At 704, the method 700 comprises forming a second circuit branch 104 in parallel with the first circuit branch 102 and/or comprising a second Josephson junction 110. In one or more embodiments, the forming at 702 and/or 704 creates a nonlinear magnetic flux leakage element 100. Additionally, the method 700 comprises connecting the nonlinear magnetic flux leakage element 100 and a superconducting inductor 114 in series to form a dynamic storage loop 112. The dynamic storage loop 112 can be incorporated into one or more dcpowered DSFQ logic circuits (e.g., DSFQ delay buffer 200, DSFQ AND logic gate 300, DSFQ OR logic gate 400, DSFQ transparent latch 500), wherein the dynamic storage loop 112 enables the DSFQ logic circuits to have a selfresetting internal state characterized by two time constants. For example, a first time constant of the selfresetting internal state is defined by the small resistor 108 comprised within the nonlinear magnetic flux leakage element 100. Also, a second time constant of the selfresetting internal state is an intrinsic time constant of Josephson junctions. For instance, the selfresetting internal state is at least partially characterized by Equations 13 described herein.
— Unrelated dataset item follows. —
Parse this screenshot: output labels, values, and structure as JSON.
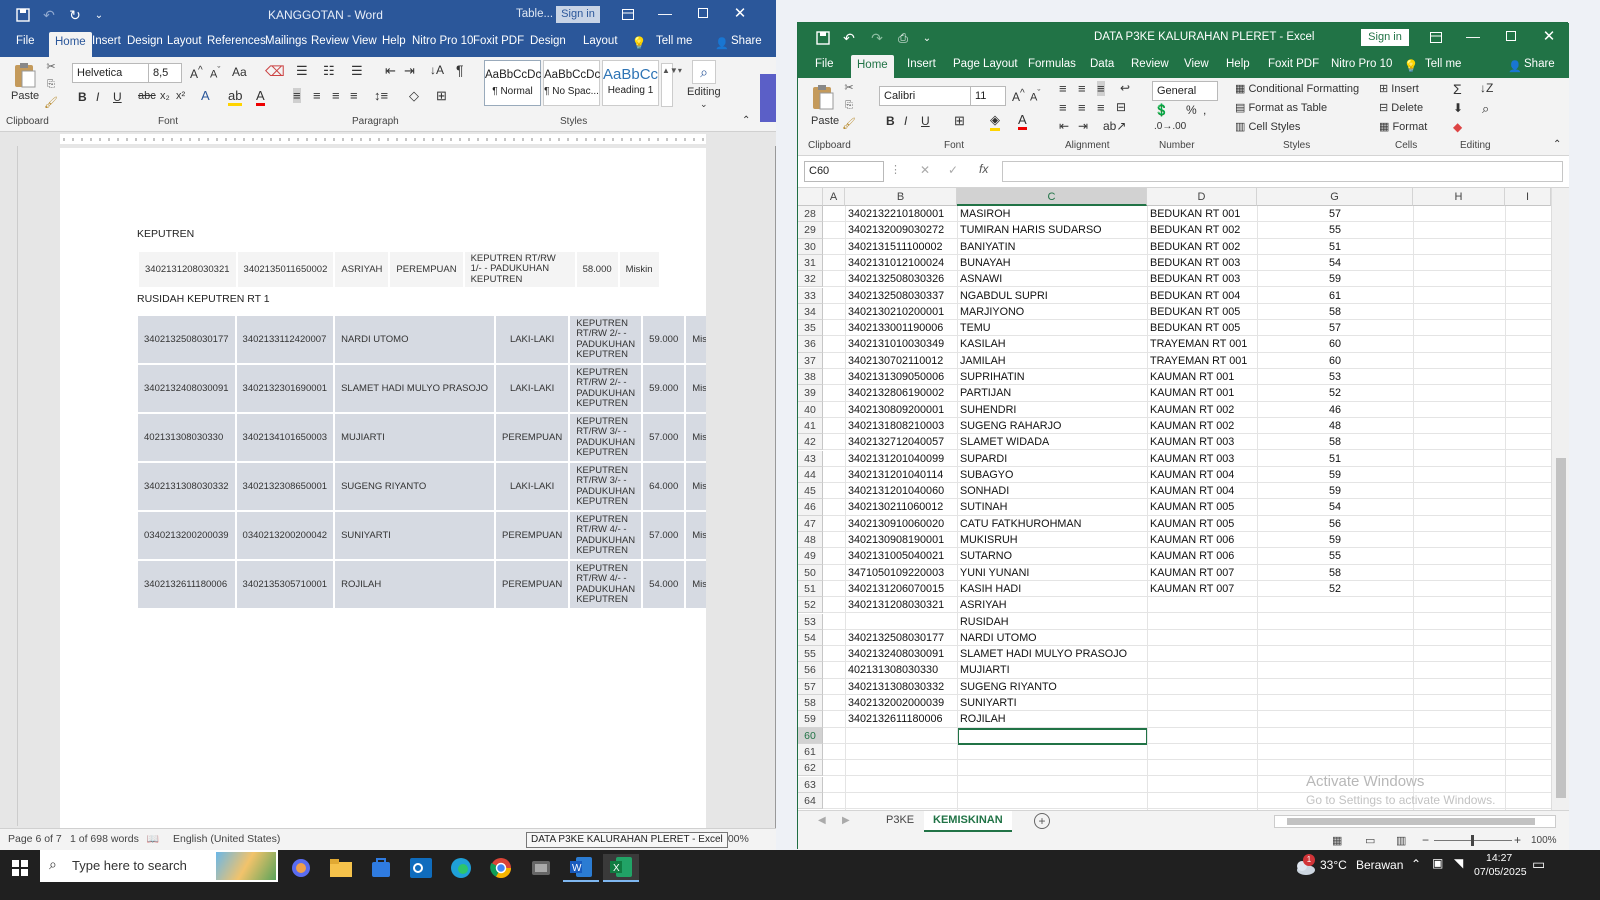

In addition, the term “or” is intended to mean an inclusive “or” rather than an exclusive “or.” That is, unless specified otherwise, or clear from context, “X employs A or B” is intended to mean any of the natural inclusive permutations. That is, if X employs A; X employs B; or X employs both A and B, then “X employs A or B” is satisfied under any of the foregoing instances. Moreover, articles “a” and “an” as used in the subject specification and annexed drawings should generally be construed to mean “one or more” unless specified otherwise or clear from context to be directed to a singular form. As used herein, the terms “example” and/or “exemplary” are utilized to mean serving as an example, instance, or illustration. For the avoidance of doubt, the subject matter disclosed herein is not limited by such examples. In addition, any aspect or design described herein as an “example” and/or “exemplary” is not necessarily to be construed as preferred or advantageous over other aspects or designs, nor is it meant to preclude equivalent exemplary structures and techniques known to those of ordinary skill in the art.
It is, of course, not possible to describe every conceivable combination of components, products and/or methods for purposes of describing this disclosure, but one of ordinary skill in the art can recognize that many further combinations and permutations of this disclosure are possible. Furthermore, to the extent that the terms “includes,” “has,” “possesses,” and the like are used in the detailed description, claims, appendices and drawings such terms are intended to be inclusive in a manner similar to the term “comprising” as “comprising” is interpreted when employed as a transitional word in a claim. The descriptions of the various embodiments have been presented for purposes of illustration, but are not intended to be exhaustive or limited to the embodiments disclosed. Many modifications and variations will be apparent to those of ordinary skill in the art without departing from the scope and spirit of the described embodiments. The terminology used herein was chosen to best explain the principles of the embodiments, the practical application or technical improvement over technologies found in the marketplace, or to enable others of ordinary skill in the art to understand the embodiments disclosed herein.